- The Listeners by Gloria Whelan, illustrated by Mike Benny
- Reading level: Ages 6-10 (see notes on age range, below)
- Library Binding: 40 pages
- Publisher: Sleeping Bear Press (September 2009)
- ISBN-13: 978-1585364190
Back-of-the-book blurb: Ella May lives on a plantation but she doesn’t live in the great house. She is a slave. It’s dark in the morning when Ella May heads to the fields to pick cotton. And it’s sunset when she comes home. But her day isn’t done, not yet. Ella May still has important work to do. She’s got to listen.
Each night Ella May and her friends secretly listen outside the windows of their master’s house. The children listen in the hopes of gleaning information about their fates and those of their loved ones. Who will be sold? Who will stay?
The lives of slaves depended on the inclinations of their owners. They had no control over their daily lives or futures. But they could dream. And when the promise of freedom appears on the horizon, the children are the first to hear it.
She is Too Fond of Books’ review: The Listeners presents a slice of history – showing how slave children were the carriers of information about the plantation and the nation at large in the days leading to the Emancipation Proclamation. Gloria Whelan uses a child’s voice to describe the daily routines; her words exemplify the writer’s maxim of “show, don’t tell” :
Listening is a job for us children. We make ourselves small as cotton seeds and quiet as shadows. … Sand flies bite us and mosquitoes stick pins in us but we don’t slap at them. We’re here to listen.
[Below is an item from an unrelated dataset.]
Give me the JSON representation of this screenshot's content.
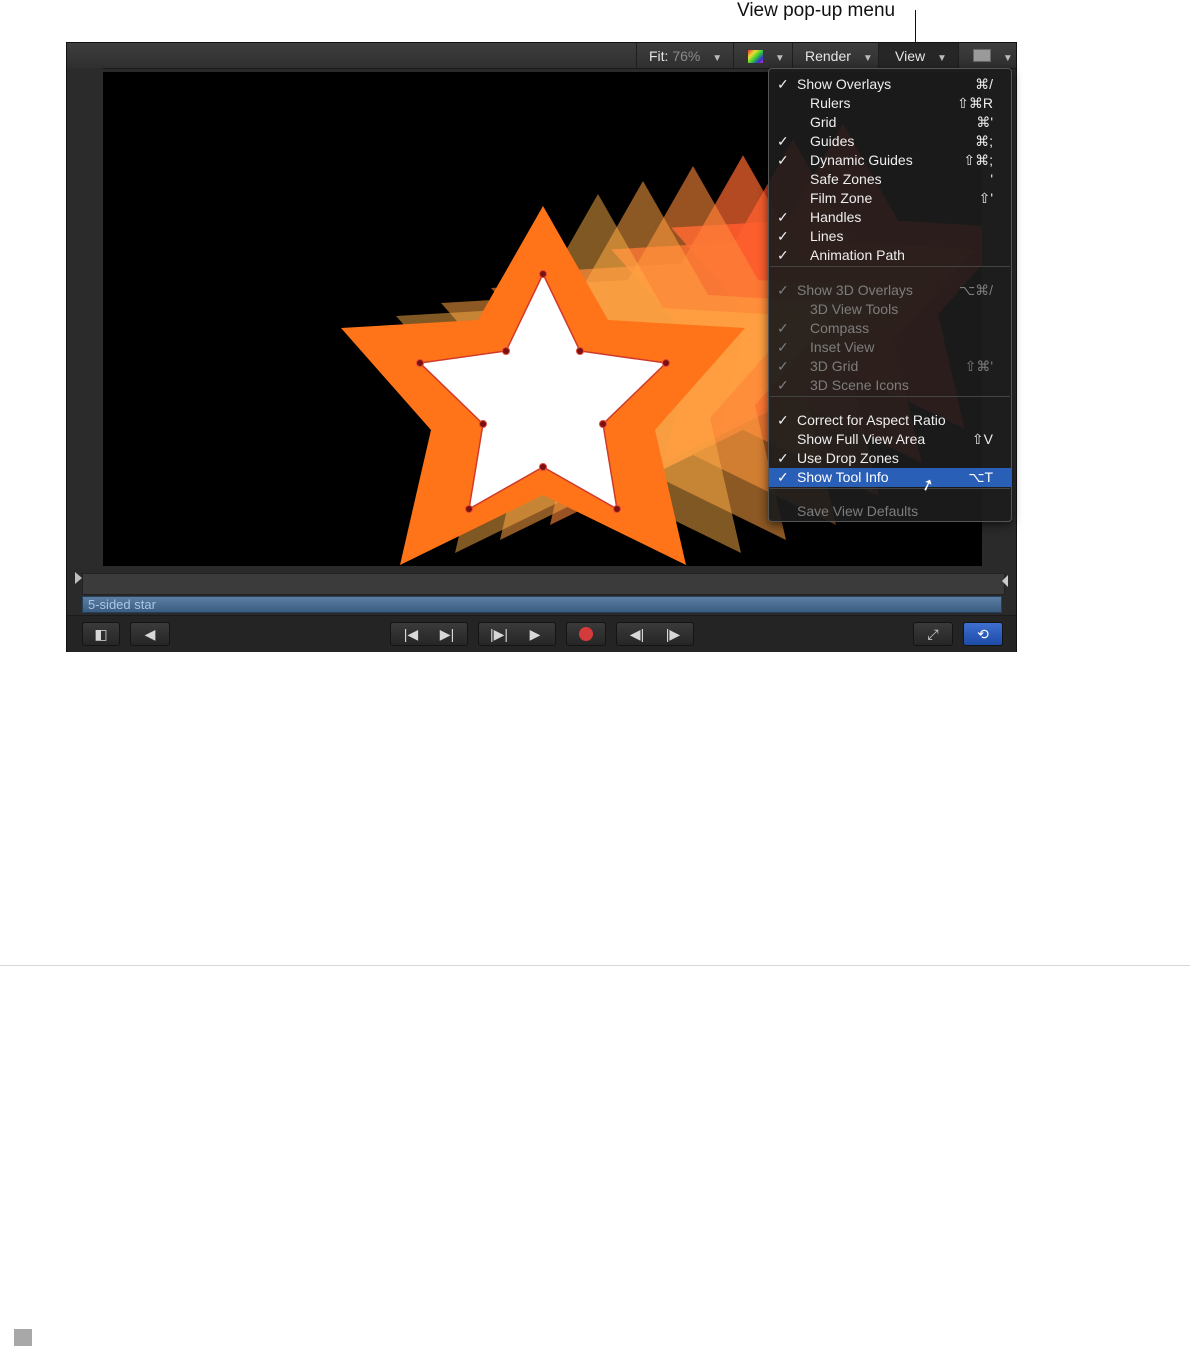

And listen they do. The children hear Master Thomas’ plans to teach Ella May’s father, William, how to maintain the cotton gin. Ella May listens with pride as she hears Master Thomas tell Mistress Louise that he won’t sell William because “he’s one of our best pickers, and handy with machines.” One evening Ella May hears the young mistress of the house recite a poem her tutor has taught her; Ella May memorizes it and feels “now it’s my poem, too.”
Another night the children hear the anger in Master Thomas’ voice as he loudly complains about the newly elected president, Abraham Lincoln. Master Thomas shouts that Lincoln “is a madman! He says slavery is wrong! He says slavery must end!”
The adults listen raptly as the slave children relate what they’ve heard. Ella May understands that a big change is coming, and asks her father if she is done listening. Her father wisely replies:
We see the road, but we don’t see all the way to where the ending is. We got to know how long is that road and how we get down it. … your listening is just begun.
When I talked with my kids about the messages in the book, they offered several, both historical and personal:
- slaves were treated unfairly; they weren’t treated like people!
- children worked hard during the day and continued working at night when they listened
- their lives were hard, but they were able to find small moments of joy
- even when the end is in sight, you have to keep focused to get to your goal (don’t give up!)
A note about the audience age range for The Listeners: Publishers assign a suggested age range to children’s books, to aid you in selecting appropriate material. In this case, the reading level is listed as “ages 6-10,” which is a fair average, but may cut the spread too short. I read this aloud with my 5- and 7-year-olds; 11-year-old was listening, but not snuggling on the sofa with us (he picked up The Listeners and read it on his own, later). Mike Benny’s detailed illustrations, especially the intense facial expressions, convey the range of emotions shown by children and adults; emotions that children of all ages can relate to.
There’s a wonderful “Educator’s Guide” to The Listeners available online. It’s not just for teachers, though! Many of the themes, including a recipe for cornmeal dumplings, can be adapted for home use to extend the impact of the story (and without your kitchen feeling like a classroom). The Listeners is the latest book in Sleeping Bear Press’ “Tales of Young Americans” series. Other titles include Rudy Rides the Rails (Depression era), and The Junk Man’s Daughter (turn of the century immigration).
Highly recommended for home, school, and library.